CHIVES Lovely oniony goodness and flowers too – chives are a fantastic plant to grow. Whether you sow seeds or buy a plant, they are well worth adding to your list. Their flowers are edible, and a fantastic addition to salads (but don’t eat them whole unless you want your head blowing off!) Chop them to the ground and there will be a flush of tasty new growth – you can do this about four times over the summer. Or, you could leave the chive flowers for the bees, which they love. There is a variety called garlic chives that have white flowers with a subtle garlic hint, and are just as delicious.
How to grow: Sow seed in a pot and put somewhere warm and dark (think airing cupboard) to germinate. When they sprout you can move them into the light. Or, if you have a chive plant you can split it into separate clumps by gently teasing apart the roots. Top tip: They are a good companion plant and if you grow them near apple trees they are said to deter apple scab.
LEMON BALM Unfairly labelled a garden thug by some, lemon balm is a fabulous herb I would not be without. It makes the most delicious tea and it adds a citrus flavour to salads. It’s also wonderful to scattering into a hot bath for a stress-busting soak – and rubbing yourself with the leaves will deter mozzies during the summer too

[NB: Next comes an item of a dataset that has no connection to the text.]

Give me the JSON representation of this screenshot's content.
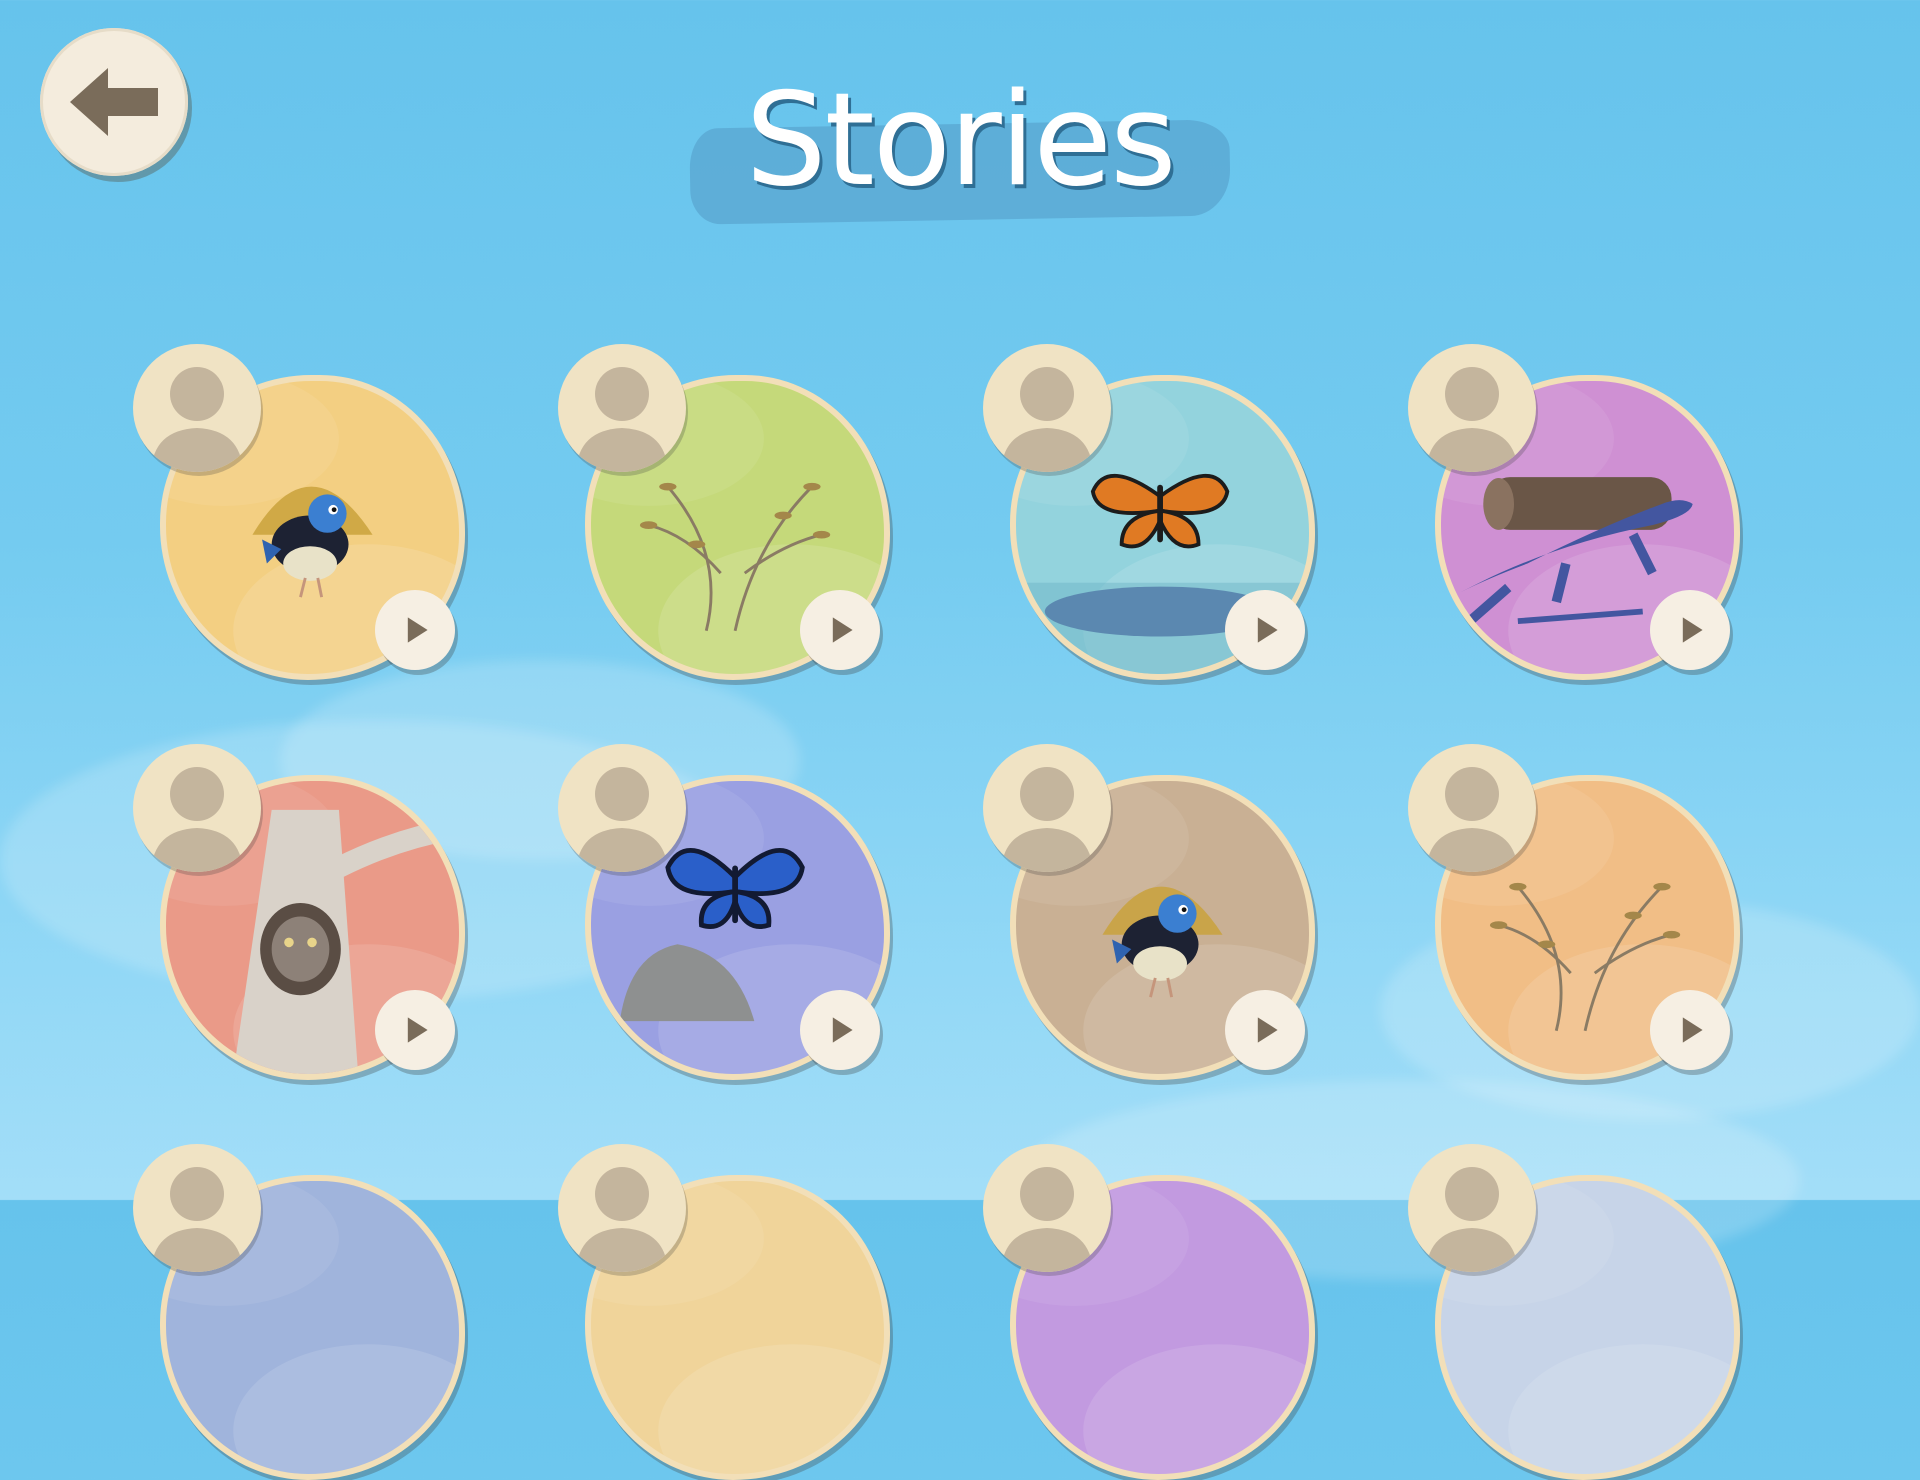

It will quickly grow into a large clump and it will reseed quite easily but regular harvesting of the leaves will keep the lemon balm in check. The best leaves to pick are the youngest at the top of the stems, and if you removing the flowers regularly it will help the plant bush up. It will die back over winter but don’t worry, it will soon return come spring. Pick off the young leaves and dry on kitchen paper before combining with black tea for DIY balm tea.
How to grow: Comes easily from seed, and will root well from softwood cuttings too. It loves rich soil, so remember to add in organic matter, and performs best in shady spots. Top tip: It’s best used fresh as the lemony flavour doesn’t take cooking well (so add at the end) and if you’re planning to dry the leaves for tea, then don’t let it flower.
Not as popular in the UK as in France, this has a really sharp lemony zing which gives it its distinctive taste. It’s lovely chopped with rosemary and mixed with butter, salt and pepper over new potatoes – yum! You can grow it as an annual, regularly picking off the baby leaves, or as a perennial (it will become a right pain to dig out after a few years). The leaves wilt like spinach, so if you’re making sorrel soup don’t be alarmed at how much you have to pick, but it’s delicious. It’s quick to bolt, which is why it does better in shade, so if you see it developing flower heads in early summer, lop it down to the ground and it’ll be baby young leaves coming through in no time. Best used fresh, as it does not keep once picked.
How to grow: Sow seeds and transplant out when about 10cm tall and hardened off. It likes rich, moist soil and will take about two months two reach edible loveliness.
MINT Mint is the classic aromatic herb which has myriad uses, from cocktails to chocolate, sauces and salads. Place a pot by the door for cooking, or place where you sit out so you can crush and smell the aromatic foliage. The very best teas are made with Moroccan mint or black peppermint, I reckon, while ‘Eau de Cologne’ is just incredible for bathing, when the steam releases its oils. It will spread quickly, so it’s best to put in a pot and pick off the runners it sends out. Keep on top of the flowers and snip them off regularly to prolong the growing season.
How to grow: Cuttings of mint will root in water and can be potted on; it will grow from pieces of root popped into a pot and kept watered. If you’re planning to harvest a lot, then it will thank you for a good mulch to lock in moisture and nutrients. Top tip: Its flavour is strongest just before flowering.